### About this task
Locate the word "转运中心" in the entries below, then gather every line that holds it.

━━━ Records supplied

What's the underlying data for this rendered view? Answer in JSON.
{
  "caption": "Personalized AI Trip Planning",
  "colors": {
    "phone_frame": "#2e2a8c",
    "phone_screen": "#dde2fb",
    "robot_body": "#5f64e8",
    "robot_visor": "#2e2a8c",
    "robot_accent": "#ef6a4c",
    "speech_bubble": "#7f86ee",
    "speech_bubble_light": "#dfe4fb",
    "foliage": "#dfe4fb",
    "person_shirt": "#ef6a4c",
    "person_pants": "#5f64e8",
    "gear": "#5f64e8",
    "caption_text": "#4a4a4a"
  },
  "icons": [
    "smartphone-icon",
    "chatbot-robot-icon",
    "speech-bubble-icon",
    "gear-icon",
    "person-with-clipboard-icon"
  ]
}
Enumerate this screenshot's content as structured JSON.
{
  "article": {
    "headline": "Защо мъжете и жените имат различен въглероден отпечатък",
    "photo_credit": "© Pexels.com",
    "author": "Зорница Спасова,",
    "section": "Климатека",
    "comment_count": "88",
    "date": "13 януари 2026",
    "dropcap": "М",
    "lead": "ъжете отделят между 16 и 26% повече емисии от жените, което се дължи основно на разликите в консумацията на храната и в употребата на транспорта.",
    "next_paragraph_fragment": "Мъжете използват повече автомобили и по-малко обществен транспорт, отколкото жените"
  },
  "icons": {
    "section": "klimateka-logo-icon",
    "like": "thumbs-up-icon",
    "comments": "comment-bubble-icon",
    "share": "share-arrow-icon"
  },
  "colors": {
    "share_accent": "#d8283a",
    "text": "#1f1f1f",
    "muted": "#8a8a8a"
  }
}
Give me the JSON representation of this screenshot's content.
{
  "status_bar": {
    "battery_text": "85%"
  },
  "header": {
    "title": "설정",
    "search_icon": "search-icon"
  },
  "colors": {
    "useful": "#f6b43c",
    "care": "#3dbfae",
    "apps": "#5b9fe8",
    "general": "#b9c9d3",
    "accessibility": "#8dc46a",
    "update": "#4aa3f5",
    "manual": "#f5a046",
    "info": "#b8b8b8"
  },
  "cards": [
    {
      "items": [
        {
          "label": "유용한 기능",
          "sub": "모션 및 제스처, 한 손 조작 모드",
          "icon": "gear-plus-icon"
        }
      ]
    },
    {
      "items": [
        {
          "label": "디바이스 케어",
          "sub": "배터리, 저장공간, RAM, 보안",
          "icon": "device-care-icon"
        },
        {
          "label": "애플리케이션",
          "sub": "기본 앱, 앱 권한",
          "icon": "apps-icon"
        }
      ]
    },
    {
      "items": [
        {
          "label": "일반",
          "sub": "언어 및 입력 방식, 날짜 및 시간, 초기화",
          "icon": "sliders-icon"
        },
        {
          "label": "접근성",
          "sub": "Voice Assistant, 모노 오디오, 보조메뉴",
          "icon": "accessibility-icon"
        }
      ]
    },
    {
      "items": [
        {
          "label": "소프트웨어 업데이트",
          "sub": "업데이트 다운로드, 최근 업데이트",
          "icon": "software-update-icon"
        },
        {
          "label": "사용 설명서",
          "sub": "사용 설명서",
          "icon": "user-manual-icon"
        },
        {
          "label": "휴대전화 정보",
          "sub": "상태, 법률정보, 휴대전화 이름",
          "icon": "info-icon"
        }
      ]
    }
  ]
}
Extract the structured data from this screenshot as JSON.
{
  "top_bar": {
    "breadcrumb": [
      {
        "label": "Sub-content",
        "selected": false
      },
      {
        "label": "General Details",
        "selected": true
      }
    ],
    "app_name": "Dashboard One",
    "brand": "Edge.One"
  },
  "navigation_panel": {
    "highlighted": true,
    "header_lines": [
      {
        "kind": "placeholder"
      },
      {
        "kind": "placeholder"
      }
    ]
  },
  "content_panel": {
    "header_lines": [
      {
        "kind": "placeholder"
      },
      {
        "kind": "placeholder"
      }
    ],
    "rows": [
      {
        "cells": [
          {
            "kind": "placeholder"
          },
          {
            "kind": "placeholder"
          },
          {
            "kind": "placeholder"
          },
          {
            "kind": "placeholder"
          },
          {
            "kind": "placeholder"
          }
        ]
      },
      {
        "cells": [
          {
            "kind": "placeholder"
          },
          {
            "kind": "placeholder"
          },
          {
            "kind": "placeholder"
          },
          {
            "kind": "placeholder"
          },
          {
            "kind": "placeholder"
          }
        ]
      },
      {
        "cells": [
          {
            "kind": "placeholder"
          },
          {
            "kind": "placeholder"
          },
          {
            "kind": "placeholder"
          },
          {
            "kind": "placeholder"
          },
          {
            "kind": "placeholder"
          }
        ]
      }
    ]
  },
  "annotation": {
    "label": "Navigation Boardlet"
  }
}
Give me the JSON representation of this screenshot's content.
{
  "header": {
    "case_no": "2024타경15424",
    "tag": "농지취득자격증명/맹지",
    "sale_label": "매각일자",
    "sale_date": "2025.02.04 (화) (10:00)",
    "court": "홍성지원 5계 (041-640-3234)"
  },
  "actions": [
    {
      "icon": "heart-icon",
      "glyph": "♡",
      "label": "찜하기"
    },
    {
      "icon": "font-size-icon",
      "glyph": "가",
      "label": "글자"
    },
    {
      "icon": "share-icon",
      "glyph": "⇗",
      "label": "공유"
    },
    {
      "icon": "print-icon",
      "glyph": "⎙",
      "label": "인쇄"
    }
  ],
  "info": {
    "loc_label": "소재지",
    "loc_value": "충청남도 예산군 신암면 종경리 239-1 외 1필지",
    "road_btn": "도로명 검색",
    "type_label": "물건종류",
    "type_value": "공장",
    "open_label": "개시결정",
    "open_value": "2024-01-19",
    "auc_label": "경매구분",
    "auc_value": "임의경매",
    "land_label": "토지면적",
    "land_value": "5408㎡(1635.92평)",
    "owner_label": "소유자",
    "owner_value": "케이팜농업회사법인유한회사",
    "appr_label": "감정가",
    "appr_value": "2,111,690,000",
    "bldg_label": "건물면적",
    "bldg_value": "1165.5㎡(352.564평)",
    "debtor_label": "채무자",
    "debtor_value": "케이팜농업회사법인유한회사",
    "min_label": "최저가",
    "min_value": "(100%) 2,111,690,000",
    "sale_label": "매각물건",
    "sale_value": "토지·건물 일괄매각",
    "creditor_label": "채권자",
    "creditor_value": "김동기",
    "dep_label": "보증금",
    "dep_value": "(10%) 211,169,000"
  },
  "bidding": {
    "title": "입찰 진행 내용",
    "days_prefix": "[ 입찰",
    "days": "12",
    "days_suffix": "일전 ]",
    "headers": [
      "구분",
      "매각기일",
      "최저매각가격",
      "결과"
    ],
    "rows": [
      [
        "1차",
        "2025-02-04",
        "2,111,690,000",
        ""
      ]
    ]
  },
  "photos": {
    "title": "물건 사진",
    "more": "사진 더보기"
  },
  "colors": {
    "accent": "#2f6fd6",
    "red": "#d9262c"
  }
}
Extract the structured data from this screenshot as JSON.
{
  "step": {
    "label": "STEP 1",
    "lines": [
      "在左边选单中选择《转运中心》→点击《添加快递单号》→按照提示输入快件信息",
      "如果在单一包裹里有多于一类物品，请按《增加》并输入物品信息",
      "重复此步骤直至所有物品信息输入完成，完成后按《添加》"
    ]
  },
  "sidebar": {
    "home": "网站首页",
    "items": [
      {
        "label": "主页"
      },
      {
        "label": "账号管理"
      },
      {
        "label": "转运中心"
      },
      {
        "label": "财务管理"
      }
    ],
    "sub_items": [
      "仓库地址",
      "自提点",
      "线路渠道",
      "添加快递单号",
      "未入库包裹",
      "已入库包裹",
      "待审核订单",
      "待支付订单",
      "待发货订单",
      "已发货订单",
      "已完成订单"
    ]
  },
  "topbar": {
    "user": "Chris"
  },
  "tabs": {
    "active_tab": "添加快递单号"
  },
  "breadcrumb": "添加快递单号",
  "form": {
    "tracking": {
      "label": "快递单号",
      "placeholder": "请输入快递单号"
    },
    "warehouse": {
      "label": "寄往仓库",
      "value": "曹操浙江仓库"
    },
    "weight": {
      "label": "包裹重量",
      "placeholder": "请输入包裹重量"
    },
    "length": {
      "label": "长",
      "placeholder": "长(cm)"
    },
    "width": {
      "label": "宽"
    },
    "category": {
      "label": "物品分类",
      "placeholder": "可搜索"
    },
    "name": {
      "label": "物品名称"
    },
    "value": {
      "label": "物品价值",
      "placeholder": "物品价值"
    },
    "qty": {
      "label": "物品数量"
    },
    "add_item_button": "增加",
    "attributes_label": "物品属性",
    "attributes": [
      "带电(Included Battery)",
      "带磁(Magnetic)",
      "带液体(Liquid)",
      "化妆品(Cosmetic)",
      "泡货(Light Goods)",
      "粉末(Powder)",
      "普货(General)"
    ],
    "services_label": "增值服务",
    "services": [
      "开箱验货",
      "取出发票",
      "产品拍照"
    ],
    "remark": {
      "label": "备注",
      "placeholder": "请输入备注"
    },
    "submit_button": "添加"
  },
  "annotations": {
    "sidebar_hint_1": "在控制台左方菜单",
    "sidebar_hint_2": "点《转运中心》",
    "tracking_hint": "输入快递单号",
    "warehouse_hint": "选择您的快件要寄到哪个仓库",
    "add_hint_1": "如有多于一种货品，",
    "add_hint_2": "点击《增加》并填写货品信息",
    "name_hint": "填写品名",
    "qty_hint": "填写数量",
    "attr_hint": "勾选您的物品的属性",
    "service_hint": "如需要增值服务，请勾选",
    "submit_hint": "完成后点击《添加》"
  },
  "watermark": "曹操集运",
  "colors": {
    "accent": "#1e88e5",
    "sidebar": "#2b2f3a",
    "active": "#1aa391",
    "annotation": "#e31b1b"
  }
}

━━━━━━

### Exercise solution
      "在左边选单中选择《转运中心》→点击《添加快递单号》→按照提示输入快件信息",
        "label": "转运中心"
    "sidebar_hint_2": "点《转运中心》",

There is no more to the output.